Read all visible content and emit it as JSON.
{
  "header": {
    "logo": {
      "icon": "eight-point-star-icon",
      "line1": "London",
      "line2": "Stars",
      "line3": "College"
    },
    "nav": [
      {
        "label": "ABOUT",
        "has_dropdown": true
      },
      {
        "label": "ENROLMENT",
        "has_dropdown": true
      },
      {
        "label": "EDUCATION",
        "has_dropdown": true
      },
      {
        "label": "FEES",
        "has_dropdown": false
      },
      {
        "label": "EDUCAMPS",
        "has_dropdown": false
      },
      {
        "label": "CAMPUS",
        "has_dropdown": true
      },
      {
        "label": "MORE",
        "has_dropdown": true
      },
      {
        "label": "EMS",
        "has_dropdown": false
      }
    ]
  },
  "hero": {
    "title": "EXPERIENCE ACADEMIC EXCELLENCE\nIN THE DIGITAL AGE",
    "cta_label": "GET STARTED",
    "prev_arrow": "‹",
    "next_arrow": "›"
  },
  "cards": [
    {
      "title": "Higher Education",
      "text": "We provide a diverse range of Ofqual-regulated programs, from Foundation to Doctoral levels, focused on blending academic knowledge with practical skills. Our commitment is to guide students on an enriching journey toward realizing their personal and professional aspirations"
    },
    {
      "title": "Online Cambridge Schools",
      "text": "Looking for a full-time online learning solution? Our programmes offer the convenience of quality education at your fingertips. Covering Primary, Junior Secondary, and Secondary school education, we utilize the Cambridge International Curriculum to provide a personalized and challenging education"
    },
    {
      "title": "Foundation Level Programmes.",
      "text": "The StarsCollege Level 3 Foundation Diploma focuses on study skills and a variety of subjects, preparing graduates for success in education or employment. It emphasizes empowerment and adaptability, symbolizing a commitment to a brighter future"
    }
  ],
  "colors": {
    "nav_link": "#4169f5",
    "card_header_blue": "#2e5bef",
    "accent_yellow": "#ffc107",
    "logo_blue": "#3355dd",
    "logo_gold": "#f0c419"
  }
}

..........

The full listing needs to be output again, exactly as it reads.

Output for this exercise:
Read all visible content and emit it as JSON.
{
  "header": {
    "logo": {
      "icon": "eight-point-star-icon",
      "line1": "London",
      "line2": "Stars",
      "line3": "College"
    },
    "nav": [
      {
        "label": "ABOUT",
        "has_dropdown": true
      },
      {
        "label": "ENROLMENT",
        "has_dropdown": true
      },
      {
        "label": "EDUCATION",
        "has_dropdown": true
      },
      {
        "label": "FEES",
        "has_dropdown": false
      },
      {
        "label": "EDUCAMPS",
        "has_dropdown": false
      },
      {
        "label": "CAMPUS",
        "has_dropdown": true
      },
      {
        "label": "MORE",
        "has_dropdown": true
      },
      {
        "label": "EMS",
        "has_dropdown": false
      }
    ]
  },
  "hero": {
    "title": "EXPERIENCE ACADEMIC EXCELLENCE\nIN THE DIGITAL AGE",
    "cta_label": "GET STARTED",
    "prev_arrow": "‹",
    "next_arrow": "›"
  },
  "cards": [
    {
      "title": "Higher Education",
      "text": "We provide a diverse range of Ofqual-regulated programs, from Foundation to Doctoral levels, focused on blending academic knowledge with practical skills. Our commitment is to guide students on an enriching journey toward realizing their personal and professional aspirations"
    },
    {
      "title": "Online Cambridge Schools",
      "text": "Looking for a full-time online learning solution? Our programmes offer the convenience of quality education at your fingertips. Covering Primary, Junior Secondary, and Secondary school education, we utilize the Cambridge International Curriculum to provide a personalized and challenging education"
    },
    {
      "title": "Foundation Level Programmes.",
      "text": "The StarsCollege Level 3 Foundation Diploma focuses on study skills and a variety of subjects, preparing graduates for success in education or employment. It emphasizes empowerment and adaptability, symbolizing a commitment to a brighter future"
    }
  ],
  "colors": {
    "nav_link": "#4169f5",
    "card_header_blue": "#2e5bef",
    "accent_yellow": "#ffc107",
    "logo_blue": "#3355dd",
    "logo_gold": "#f0c419"
  }
}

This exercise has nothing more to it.